The concept of linking kids’ interests to books is critical if we are going
see them become lifelong
readers and learners.
Where does a book link begin? Take your cue from your child’s interests
and activities. Perhaps
a visit to a zoo will spark an interest in one particular
animal. If your child is
a sports fan, the beginning of a link can be with a
particular player or the
A visit to another city, state, or country can be the first of a long link
books about the area.
A book itself can spark your child’s interest. We find some way to get
interest and connect it
to another book. Was it the author she really enjoyed?
The illustrations? The subject
matter? Whatever it was, we scour the library for
more of the same.
Once you have a subject
- spiders, for example - look for other books in
which spiders are featured.
Non-fiction is an obvious choice, but there are also
many story books in which
spiders are important characters. Be Nice to Spiders
and Charlotte’s Web
are two examples. The story of Anansi the Spider comes
from Africa as a folk legend.
From this point, see if you can continue to link to other books. Be
Spiders links the
child to reading about bugs, spider webs, and zoos.
Charlotte’s Web can lead to farms, pigs, and county fairs. The Anansi
can lead to life in Africa,
other African animals, and other folk tales. Don’t be shy
about asking your librarian
for help in making links among authors’ books or to
Or you can do this yourself on the Internet.
Many thanks to Marge Collins, Ann Kenny, and Suzy Thompson of Palo
Verde School, whose presentation
at the last California Reading Association
conference gave me the idea
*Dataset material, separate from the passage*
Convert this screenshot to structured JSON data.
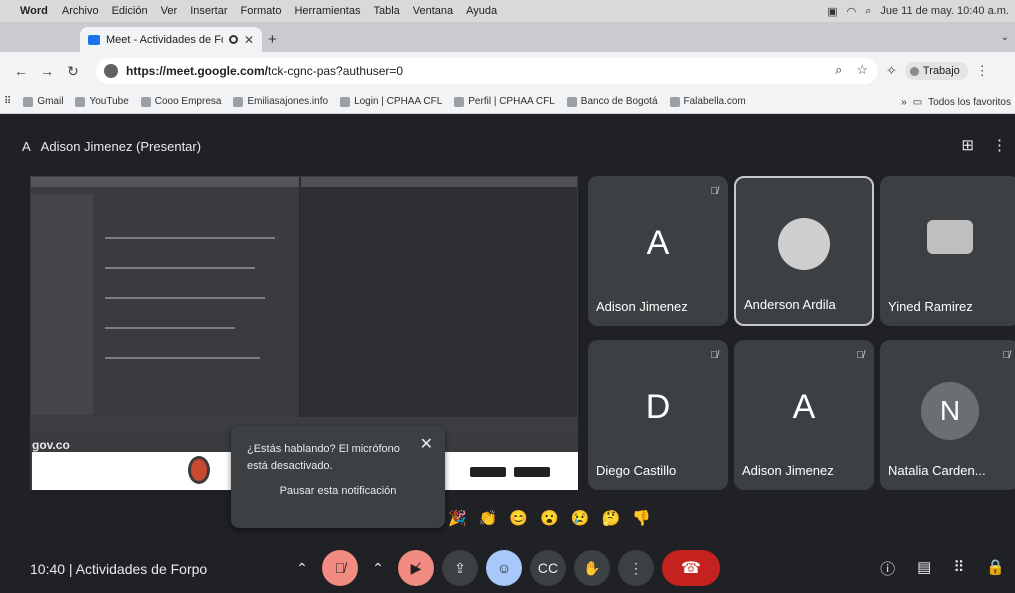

to write about this for parents.
This column has been incorporated and expanded in Teach Your Children
Well: A Teacher’s Advice for Parents.